I’m doing my best to not reiterate every post that has come before me in this week’s reading… Hopefully I’ll succeed.
I actually experienced the issues that Stephanie raised for her eventual post-collegiate endeavors. There I was, fresh with a B.A. in History… my only job offer was within the same agency I had been employed for the past two years. While my friends who dropped out of high school were earning $25/hour in Boston working in some facet of the Union world, I was pulling in a whopping $8/hour as the sole History graduate of that semester who actually worked in the field. The latter was much more gratifying than the prior.
I loved working for the Historical Society. My coworkers and the guests that walked through our doors were (for the most part) amazing. I did not enjoy the bureaucracy that came with working for a State agency. Every June/July during my time at the ISHS, I was waiting patiently for the next fiscal year’s budget to emerge in hopes that my meager wage would be included – hopefully in its entirety.
Another thing that left with with a bad taste towards being a State employee, were the endless loopholes and/or restrictions that limited our abilities as Historians. I all too frequently took liberty on certain projects that have otherwise gone ignored. The old adage, ‘it is easier to ask forgiveness than permission’ rang all too true. I couldn’t stand aside and watch a valuable site, building, or artifact decay due to ‘planning/budget issues’. The exact bureaucracy that most Americans feel is protecting our past, is actually what is preventing it in the first place.
Case in point: The next time you’re in the area of the Old Idaho State Penitentiary, go around to the East side of the property just outside of the wall. Here you’ll find a horse-drawn carriage with wheels buried in the ground and dilapidated wood decaying from the inside-out. The signage is as absent from the artifact as its protection from the elements.

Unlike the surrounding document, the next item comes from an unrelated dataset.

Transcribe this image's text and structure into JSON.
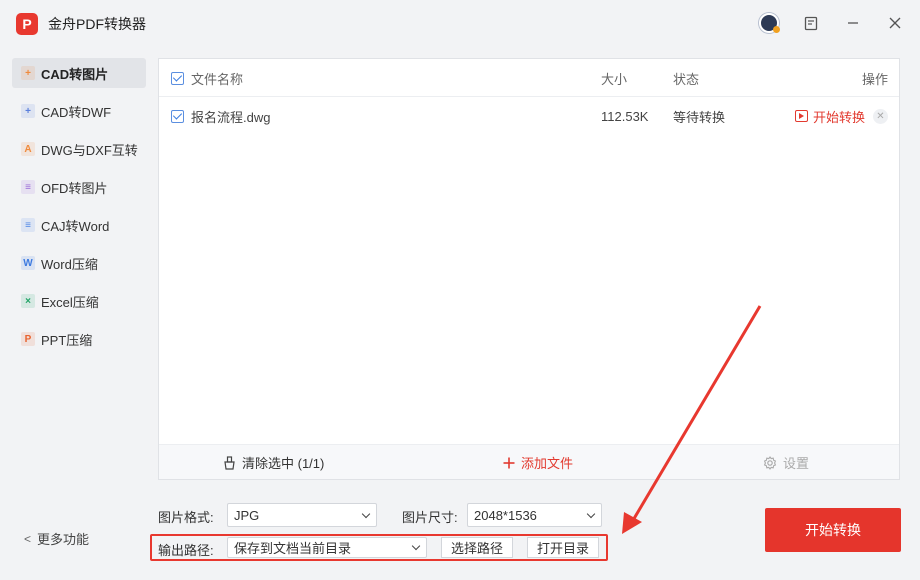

I only found out what this carriage was by word of mouth from coworkers who had been in the agency longer than I’ve been in Idaho. It is one of the few, if only, of its kind in the world that belonged to the Morrison-Knudsen Company. This gravel carriage had been a part of a company that was the first of its kind in Boise that reached greater fame through work on the Alaska Pipeline, Hoover Dam, Kennedy Space Center, and other architectural projects worldwide. In a state where local history usually is scarce and not too significant on a global scale, you’d figure that this would be one of the treasures stowed away in a place of pride in any of our museums (the Old Pen has almost an entire building dedicated to horse-drawn vehicles). Instead, this artifact is left to decay. Moving it has been a long lost possibility, as it is in no condition to be moved or rehabilitated at all. The metal braces have rusted, the wood looks like a collection of splinters barely being held together. A piece of history ignored and neglected because the budget and the concerns of the State did not include it.